Building from that foundation, design can transform guest rooms, restaurants and lobbies into multisensory oases of wellness.
Welcoming portals and curving corridors create levels of intimacy in otherwise open spaces. Lighting, glazing, colors, forms and textures contribute to a sense of well-being. Soft surfaces in restaurants offer acoustics that let diners hear each other speak quietly. Elements of nature — from garden courtyards to natural stone surfaces to timber beams to water features — are all nourishing, calming and healing. Wood grains can bring the outside in while permeating a space with the subtle aroma of cedar, piñon or sandalwood — evoking a sense of place and creating strong olfactory memories.
The size of a property may determine decisions about wellness programming. Ramirez notes: “A boutique urban hotel will usually have all amenities under one roof — or on the rooftop. A larger resort can take a campus-style approach, with different pavilions, outdoor cabanas and buildings of a more intimate scale, surrounded by landscape, offering experiences specifically designed to celebrate the surroundings.”
A culture of self-care can be fostered, either throughout your destination or within designated areas. Planning allows the creation of tranquil zones where guests all share a similar mindset. Some hotels cluster wellness-oriented rooms together, often near the spa. Cutting-edge technologies such as air purifiers, aromatherapy systems, Vitamin-C-infused showerheads or circadian lighting for optimal sleep are grounded in the simplicity of biophilic architecture, nature-inspired design and outdoor experiential treatment rooms.
“Looking to the future, we expect to see bedrooms where acoustics, lighting, shading and temperature are fine-tuned to promote sleep. Adaptable guestrooms will transform daily to accommodate private fitness sessions or functional treatment therapies. Space-planning will integrate elements of nature through design solutions that are sustainable, biodynamic, and salutogenic — the source for optimal health. Hotels might embrace new approaches to regenerative wellness and detoxification, with programming to optimize human potential and take well-being to new levels,” Ramirez explains.
Promoting health is well worth the investment. People who travel with wellness in mind spend, on average, 130% more on hotel amenities.
These consumers range from millennials, who pursue wellness as part of their daily routine, to baby boomers, who aspire to retain their youthfulness.

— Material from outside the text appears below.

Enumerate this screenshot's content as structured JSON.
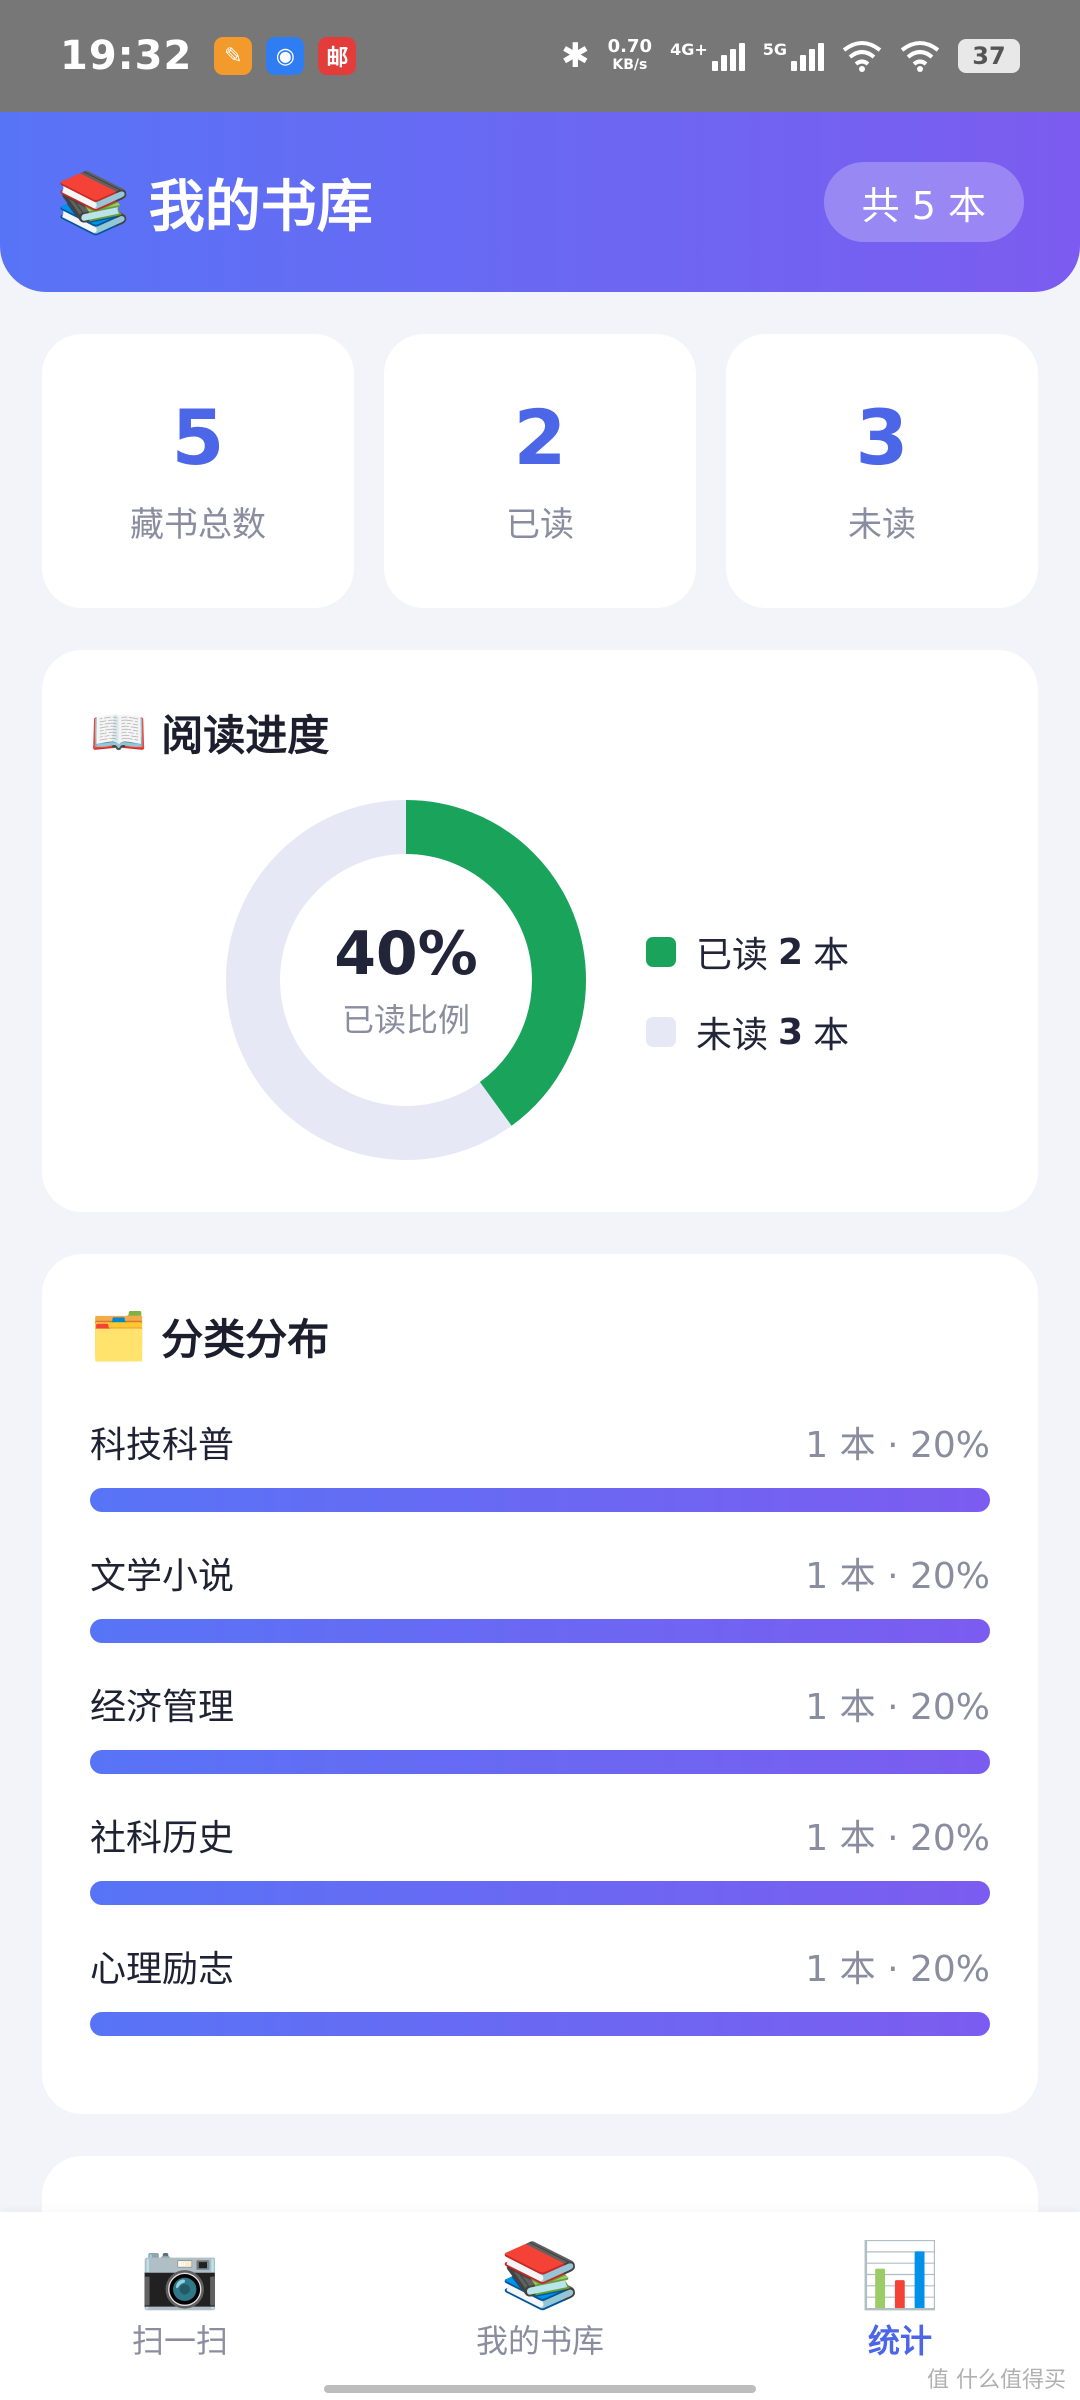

Developers and hotel brands will optimize the healthfulness of a destination by thinking holistically during the earliest stages of the project. Such forethought also results in the best possible guest experience. When comfort is integrated into the entire concept, your destination tells a story of well-being — from the moment guests arrive to the time they reluctantly say goodbye.